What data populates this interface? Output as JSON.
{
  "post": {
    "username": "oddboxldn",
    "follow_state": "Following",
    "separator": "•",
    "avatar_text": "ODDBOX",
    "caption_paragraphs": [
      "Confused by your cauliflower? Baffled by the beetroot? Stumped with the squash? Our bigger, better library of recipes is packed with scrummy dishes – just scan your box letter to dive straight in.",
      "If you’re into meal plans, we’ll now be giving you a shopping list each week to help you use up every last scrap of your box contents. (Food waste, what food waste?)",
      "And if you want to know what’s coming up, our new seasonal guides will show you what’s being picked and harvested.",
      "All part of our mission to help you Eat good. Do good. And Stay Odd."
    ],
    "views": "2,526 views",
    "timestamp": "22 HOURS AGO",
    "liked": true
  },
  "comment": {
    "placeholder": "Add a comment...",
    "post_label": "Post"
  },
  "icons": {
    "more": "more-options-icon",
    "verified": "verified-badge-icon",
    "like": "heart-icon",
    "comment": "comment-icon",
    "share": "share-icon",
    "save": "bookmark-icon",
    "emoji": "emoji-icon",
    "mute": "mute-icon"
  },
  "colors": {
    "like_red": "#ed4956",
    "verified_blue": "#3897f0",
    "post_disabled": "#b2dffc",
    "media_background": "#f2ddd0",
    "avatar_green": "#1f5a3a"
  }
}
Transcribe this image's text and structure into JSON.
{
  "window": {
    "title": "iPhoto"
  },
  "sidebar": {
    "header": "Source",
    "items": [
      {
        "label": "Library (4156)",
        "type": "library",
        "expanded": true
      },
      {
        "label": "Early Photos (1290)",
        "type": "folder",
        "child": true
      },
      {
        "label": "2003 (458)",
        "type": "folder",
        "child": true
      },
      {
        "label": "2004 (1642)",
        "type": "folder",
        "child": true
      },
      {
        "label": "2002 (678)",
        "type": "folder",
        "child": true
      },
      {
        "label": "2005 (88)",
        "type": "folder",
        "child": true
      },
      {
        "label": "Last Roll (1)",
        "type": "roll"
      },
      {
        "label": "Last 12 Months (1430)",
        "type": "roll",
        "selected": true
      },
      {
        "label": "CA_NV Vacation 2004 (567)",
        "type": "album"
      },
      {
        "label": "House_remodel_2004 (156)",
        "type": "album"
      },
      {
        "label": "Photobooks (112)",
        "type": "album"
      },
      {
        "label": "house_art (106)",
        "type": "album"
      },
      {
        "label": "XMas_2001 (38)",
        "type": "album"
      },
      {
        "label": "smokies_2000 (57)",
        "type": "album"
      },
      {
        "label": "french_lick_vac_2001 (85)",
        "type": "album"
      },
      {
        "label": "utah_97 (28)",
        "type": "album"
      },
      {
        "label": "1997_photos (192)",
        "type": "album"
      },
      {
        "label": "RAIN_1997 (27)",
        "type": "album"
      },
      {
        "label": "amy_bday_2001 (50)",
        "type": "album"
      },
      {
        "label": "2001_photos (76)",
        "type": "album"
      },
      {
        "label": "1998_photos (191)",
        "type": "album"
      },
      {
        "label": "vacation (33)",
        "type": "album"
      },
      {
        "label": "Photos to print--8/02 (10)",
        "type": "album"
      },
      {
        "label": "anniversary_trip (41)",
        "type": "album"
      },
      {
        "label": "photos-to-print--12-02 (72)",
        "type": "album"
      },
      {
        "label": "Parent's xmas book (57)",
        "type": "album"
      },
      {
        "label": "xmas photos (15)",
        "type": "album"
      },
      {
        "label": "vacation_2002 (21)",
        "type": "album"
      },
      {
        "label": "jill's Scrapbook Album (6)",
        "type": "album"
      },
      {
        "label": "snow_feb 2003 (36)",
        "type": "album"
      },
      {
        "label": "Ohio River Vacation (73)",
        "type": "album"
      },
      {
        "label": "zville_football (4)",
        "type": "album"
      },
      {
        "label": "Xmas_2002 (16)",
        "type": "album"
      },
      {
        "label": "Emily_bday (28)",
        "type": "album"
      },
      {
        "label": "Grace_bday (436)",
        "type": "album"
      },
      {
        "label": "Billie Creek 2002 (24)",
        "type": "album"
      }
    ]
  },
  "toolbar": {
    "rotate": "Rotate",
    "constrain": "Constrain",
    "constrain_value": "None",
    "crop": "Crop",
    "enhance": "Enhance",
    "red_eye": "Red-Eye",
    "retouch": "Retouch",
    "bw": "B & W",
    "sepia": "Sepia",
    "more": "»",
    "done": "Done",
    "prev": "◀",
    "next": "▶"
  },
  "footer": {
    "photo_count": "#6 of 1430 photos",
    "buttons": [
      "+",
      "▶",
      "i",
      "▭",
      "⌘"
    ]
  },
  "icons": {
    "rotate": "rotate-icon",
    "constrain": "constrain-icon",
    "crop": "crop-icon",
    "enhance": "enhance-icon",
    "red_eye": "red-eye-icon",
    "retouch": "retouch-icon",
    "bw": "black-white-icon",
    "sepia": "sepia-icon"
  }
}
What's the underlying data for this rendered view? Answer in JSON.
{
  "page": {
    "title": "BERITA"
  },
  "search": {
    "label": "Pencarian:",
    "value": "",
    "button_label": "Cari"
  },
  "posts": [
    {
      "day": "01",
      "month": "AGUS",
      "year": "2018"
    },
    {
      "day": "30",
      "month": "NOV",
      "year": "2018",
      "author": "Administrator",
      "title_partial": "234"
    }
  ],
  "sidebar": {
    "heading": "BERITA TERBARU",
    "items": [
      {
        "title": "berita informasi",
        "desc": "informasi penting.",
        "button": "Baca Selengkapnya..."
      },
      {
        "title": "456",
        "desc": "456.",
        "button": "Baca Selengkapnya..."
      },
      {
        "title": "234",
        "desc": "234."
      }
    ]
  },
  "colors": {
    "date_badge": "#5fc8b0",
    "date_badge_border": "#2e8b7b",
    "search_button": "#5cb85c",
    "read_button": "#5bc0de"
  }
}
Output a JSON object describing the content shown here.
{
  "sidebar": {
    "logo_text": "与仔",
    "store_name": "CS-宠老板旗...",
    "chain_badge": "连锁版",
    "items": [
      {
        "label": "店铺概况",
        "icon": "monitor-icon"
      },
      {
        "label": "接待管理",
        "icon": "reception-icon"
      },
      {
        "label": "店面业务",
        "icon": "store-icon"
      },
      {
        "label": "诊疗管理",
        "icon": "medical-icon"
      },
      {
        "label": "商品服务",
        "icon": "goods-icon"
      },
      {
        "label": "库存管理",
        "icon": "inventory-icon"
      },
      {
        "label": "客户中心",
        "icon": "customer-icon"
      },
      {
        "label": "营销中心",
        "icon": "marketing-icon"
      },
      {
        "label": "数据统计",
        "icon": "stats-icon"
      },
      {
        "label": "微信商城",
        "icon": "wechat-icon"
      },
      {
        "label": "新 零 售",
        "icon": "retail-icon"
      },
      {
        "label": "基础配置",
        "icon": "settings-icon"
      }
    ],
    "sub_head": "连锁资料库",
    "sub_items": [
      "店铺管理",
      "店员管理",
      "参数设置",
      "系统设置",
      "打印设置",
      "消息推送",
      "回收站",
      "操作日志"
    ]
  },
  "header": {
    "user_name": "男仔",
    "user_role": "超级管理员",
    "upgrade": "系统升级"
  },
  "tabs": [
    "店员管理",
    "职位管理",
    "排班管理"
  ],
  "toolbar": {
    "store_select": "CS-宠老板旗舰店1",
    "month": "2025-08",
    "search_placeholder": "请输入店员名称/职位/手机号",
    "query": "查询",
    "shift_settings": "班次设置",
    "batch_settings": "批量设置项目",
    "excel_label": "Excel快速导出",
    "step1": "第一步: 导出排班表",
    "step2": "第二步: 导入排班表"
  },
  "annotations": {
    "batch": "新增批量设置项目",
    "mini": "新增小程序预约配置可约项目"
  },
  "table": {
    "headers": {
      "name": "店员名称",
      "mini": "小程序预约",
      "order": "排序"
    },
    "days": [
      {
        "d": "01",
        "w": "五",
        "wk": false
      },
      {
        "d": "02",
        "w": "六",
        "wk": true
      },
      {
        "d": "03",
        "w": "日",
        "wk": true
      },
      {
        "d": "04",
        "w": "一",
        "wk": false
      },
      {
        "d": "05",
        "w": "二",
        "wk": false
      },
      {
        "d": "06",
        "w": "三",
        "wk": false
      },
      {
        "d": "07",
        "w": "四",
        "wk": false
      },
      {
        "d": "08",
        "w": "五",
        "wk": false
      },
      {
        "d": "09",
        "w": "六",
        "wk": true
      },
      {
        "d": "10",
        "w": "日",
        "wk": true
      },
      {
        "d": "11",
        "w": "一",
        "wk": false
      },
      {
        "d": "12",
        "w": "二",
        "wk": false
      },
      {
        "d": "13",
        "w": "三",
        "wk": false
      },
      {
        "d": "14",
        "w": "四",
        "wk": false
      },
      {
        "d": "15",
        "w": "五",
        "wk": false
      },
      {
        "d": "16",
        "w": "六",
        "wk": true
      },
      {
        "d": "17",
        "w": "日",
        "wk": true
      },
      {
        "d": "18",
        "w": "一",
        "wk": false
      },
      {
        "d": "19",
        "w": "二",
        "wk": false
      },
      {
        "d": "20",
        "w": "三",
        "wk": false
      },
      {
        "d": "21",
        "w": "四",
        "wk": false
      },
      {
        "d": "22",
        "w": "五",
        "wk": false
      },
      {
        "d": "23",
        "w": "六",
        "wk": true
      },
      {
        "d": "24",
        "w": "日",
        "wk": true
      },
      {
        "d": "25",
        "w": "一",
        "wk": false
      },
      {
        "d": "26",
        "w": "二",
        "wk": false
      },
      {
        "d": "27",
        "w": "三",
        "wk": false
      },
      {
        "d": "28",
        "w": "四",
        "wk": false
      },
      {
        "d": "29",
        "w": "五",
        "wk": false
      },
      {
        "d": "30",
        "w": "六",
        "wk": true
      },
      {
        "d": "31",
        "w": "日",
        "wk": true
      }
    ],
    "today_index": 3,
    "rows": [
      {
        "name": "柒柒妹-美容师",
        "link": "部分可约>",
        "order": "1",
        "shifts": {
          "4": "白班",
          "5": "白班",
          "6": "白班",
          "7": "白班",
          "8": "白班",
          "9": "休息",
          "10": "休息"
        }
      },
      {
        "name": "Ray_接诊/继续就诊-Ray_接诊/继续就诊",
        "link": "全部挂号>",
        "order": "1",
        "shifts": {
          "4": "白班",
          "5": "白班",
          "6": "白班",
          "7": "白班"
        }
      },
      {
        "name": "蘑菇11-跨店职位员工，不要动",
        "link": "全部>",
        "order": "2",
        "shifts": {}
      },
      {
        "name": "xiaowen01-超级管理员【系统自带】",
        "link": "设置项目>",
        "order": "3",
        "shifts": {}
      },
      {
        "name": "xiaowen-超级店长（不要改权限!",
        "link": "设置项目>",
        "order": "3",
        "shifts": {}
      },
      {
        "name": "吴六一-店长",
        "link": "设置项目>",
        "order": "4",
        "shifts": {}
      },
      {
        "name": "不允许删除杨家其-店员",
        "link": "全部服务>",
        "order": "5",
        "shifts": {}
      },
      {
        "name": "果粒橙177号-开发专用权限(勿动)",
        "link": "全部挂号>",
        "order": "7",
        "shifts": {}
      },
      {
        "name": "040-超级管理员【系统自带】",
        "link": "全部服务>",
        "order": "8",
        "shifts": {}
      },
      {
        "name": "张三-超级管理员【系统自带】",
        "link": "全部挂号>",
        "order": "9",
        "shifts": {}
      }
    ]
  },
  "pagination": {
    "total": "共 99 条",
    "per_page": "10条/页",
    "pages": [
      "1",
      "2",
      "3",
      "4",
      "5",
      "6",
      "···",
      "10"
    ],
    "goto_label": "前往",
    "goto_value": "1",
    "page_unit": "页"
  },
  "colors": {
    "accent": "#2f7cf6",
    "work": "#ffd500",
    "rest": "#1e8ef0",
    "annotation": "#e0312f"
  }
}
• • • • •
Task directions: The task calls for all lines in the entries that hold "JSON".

Exercise output:
What data populates this interface? Output as JSON.
Transcribe this image's text and structure into JSON.
What's the underlying data for this rendered view? Answer in JSON.
Output a JSON object describing the content shown here.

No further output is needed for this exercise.